### GOAL OF THE EXERCISE
Only the lines holding the string "page" are needed; copy each of them from the data.

### Saved data entries
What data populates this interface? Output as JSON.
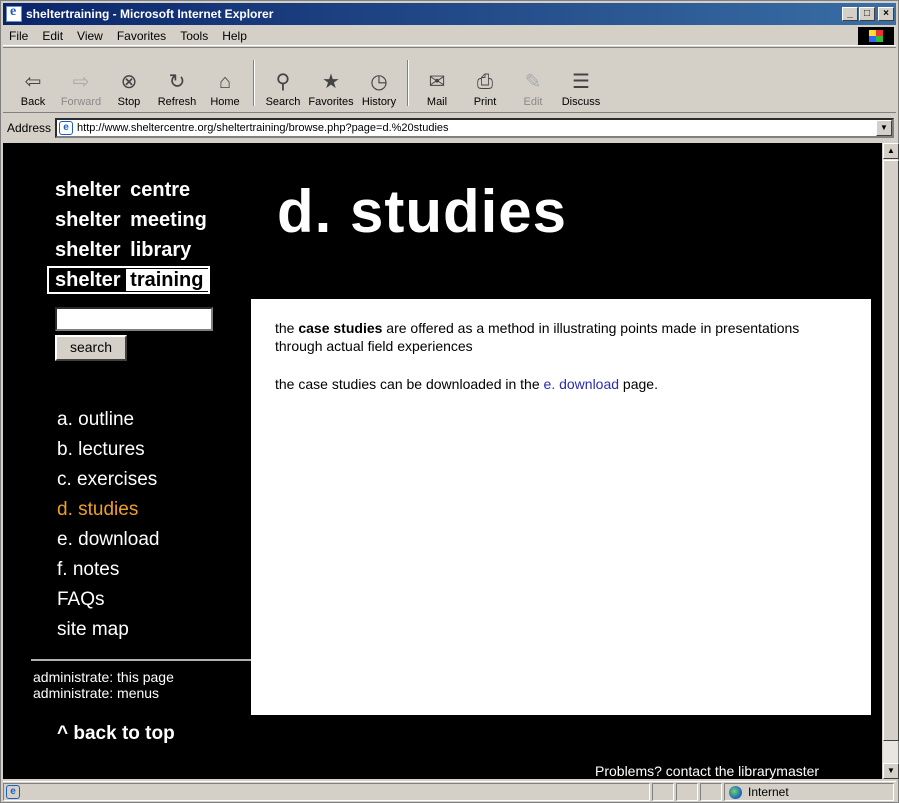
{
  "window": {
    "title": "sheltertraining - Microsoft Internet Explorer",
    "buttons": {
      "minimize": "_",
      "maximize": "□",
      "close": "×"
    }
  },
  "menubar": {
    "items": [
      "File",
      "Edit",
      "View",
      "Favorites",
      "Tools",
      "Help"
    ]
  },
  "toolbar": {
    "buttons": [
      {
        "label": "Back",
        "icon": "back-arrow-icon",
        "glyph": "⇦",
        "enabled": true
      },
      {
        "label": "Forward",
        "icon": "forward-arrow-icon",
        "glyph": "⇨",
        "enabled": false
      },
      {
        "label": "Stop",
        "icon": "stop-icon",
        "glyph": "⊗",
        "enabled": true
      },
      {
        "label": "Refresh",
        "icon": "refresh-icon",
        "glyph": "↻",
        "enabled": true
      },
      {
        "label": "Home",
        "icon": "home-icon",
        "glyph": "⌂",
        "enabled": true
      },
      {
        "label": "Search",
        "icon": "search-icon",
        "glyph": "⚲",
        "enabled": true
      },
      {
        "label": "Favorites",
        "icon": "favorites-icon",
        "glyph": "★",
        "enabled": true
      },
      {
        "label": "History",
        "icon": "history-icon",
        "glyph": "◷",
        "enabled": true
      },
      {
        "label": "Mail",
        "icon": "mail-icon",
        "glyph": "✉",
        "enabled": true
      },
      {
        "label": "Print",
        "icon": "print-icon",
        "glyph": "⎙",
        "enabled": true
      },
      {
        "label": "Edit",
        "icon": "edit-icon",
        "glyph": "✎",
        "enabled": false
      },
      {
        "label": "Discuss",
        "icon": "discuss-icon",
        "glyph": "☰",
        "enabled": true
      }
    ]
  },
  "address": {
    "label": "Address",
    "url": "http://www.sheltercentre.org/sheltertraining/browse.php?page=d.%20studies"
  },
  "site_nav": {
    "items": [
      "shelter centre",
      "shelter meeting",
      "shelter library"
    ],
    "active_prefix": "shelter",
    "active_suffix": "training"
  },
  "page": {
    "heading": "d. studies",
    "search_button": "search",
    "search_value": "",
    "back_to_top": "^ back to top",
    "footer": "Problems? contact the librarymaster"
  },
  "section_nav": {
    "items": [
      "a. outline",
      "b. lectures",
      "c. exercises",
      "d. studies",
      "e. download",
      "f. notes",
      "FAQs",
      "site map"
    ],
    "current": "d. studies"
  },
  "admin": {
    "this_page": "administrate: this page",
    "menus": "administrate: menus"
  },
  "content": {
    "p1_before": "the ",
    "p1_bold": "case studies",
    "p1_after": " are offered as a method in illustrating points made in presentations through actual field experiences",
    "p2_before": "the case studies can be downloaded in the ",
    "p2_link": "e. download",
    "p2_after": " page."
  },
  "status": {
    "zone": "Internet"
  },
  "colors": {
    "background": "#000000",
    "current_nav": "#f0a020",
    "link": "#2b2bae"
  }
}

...

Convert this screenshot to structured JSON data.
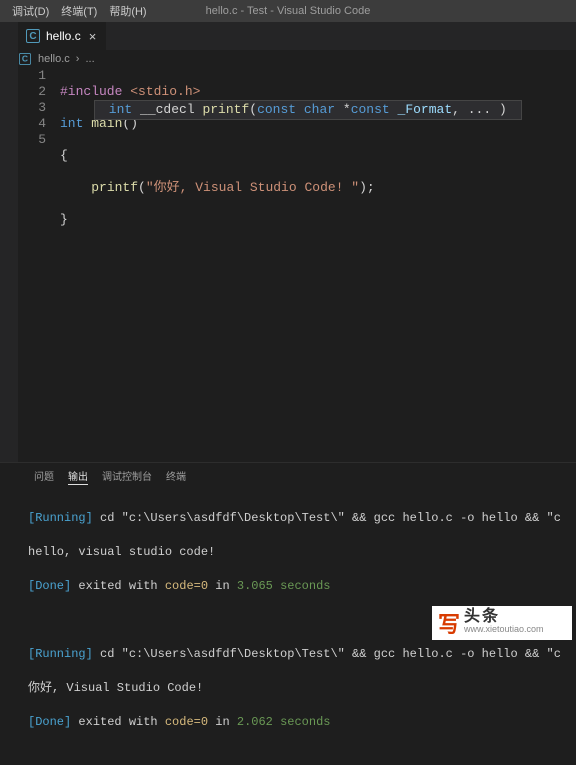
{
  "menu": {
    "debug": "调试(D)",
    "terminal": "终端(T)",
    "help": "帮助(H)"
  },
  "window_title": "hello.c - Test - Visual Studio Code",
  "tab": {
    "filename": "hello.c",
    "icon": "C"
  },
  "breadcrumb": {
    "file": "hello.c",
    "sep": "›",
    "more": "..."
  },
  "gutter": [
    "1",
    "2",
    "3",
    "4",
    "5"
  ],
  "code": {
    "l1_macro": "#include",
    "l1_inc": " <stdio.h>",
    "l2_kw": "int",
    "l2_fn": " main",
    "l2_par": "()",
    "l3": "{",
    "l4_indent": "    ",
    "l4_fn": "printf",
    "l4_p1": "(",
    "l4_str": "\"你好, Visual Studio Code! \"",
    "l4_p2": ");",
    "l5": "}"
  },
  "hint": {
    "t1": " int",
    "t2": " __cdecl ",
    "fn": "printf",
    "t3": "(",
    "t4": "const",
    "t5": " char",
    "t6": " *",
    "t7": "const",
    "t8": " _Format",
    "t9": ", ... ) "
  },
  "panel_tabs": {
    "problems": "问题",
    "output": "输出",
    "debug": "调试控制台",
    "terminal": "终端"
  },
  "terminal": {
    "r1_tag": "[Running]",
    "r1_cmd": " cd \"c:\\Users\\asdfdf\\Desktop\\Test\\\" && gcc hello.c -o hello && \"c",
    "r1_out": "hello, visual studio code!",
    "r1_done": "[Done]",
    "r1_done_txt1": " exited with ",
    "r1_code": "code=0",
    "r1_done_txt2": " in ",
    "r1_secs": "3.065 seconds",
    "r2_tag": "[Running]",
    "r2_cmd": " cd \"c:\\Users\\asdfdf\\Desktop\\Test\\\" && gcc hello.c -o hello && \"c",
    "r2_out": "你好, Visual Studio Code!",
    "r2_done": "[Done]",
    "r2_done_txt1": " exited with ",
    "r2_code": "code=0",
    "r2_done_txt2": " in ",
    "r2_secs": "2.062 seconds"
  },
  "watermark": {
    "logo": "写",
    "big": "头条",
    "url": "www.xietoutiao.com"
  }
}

### RESPONSE BOX
    "url": "http://www.sheltercentre.org/sheltertraining/browse.php?page=d.%20studies"
  "page": {
    "this_page": "administrate: this page",
    "p2_after": " page."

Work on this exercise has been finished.